Given data:
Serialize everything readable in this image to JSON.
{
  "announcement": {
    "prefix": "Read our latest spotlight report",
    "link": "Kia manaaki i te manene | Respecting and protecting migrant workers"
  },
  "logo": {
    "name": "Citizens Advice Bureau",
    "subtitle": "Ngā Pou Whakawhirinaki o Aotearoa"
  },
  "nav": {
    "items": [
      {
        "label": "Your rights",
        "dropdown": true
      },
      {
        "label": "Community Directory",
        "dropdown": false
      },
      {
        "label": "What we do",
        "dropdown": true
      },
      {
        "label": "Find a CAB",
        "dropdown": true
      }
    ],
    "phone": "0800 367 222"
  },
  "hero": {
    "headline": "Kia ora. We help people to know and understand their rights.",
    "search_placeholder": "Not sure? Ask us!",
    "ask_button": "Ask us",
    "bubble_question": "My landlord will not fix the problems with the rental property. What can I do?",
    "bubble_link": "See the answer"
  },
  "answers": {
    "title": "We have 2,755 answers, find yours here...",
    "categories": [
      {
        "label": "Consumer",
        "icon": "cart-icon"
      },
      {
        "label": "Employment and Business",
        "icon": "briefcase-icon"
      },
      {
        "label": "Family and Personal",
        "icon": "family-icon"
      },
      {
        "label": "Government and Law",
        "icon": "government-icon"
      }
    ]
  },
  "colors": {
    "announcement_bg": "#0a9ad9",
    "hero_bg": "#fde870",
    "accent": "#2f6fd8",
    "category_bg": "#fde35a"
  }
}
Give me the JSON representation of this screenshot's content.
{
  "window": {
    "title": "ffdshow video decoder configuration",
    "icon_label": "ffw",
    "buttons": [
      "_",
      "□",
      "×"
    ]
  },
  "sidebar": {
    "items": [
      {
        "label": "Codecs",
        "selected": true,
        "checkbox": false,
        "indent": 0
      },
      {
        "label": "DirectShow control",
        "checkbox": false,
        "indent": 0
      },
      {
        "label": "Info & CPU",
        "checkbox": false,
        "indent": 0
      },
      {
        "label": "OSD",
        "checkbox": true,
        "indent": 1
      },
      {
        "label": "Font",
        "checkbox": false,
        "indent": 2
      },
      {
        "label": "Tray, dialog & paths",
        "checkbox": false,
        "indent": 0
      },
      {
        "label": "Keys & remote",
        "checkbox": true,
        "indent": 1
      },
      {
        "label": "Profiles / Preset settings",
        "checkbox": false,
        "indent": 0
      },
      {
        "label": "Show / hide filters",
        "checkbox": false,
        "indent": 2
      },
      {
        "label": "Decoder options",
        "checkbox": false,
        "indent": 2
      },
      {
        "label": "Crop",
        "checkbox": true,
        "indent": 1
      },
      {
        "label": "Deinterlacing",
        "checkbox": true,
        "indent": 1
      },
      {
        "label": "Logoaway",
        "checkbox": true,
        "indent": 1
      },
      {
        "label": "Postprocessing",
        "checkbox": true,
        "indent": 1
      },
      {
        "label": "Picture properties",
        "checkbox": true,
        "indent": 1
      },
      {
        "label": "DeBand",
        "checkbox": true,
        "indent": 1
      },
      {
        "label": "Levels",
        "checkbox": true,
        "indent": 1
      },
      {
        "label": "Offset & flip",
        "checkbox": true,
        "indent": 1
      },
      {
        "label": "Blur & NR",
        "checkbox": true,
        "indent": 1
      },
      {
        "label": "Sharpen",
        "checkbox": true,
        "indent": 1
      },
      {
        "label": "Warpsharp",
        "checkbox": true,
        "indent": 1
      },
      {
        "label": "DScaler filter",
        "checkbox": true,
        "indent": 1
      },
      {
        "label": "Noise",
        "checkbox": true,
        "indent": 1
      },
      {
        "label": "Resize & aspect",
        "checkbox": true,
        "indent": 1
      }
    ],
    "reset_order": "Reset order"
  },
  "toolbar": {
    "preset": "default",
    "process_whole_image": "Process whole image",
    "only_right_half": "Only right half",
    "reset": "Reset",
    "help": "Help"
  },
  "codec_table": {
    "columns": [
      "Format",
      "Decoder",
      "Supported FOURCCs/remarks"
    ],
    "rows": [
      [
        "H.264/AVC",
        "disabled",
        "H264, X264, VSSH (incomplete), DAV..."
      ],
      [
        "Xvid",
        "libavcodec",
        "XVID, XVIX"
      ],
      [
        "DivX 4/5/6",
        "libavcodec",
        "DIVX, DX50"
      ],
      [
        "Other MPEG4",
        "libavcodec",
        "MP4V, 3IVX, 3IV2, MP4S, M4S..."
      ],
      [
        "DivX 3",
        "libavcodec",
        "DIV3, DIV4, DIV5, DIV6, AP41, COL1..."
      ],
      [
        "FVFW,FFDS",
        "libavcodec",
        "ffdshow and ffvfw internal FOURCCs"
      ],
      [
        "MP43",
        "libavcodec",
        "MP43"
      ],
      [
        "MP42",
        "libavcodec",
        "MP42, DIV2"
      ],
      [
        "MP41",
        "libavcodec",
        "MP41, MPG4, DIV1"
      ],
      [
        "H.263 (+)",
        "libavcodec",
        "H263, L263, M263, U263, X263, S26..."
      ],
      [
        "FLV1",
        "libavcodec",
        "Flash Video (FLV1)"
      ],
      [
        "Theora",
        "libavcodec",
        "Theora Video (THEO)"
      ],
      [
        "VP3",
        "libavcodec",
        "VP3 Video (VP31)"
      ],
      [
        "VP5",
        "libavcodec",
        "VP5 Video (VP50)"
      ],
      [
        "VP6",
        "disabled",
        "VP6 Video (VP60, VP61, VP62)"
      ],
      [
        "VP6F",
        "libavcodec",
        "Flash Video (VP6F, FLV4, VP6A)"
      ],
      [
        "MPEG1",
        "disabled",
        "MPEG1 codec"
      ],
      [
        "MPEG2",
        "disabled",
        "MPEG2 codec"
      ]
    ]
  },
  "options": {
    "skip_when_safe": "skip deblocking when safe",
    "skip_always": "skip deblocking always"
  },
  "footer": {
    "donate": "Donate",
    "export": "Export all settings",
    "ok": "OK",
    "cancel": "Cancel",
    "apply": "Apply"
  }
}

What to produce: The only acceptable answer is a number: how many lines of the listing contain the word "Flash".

Output of the task: 2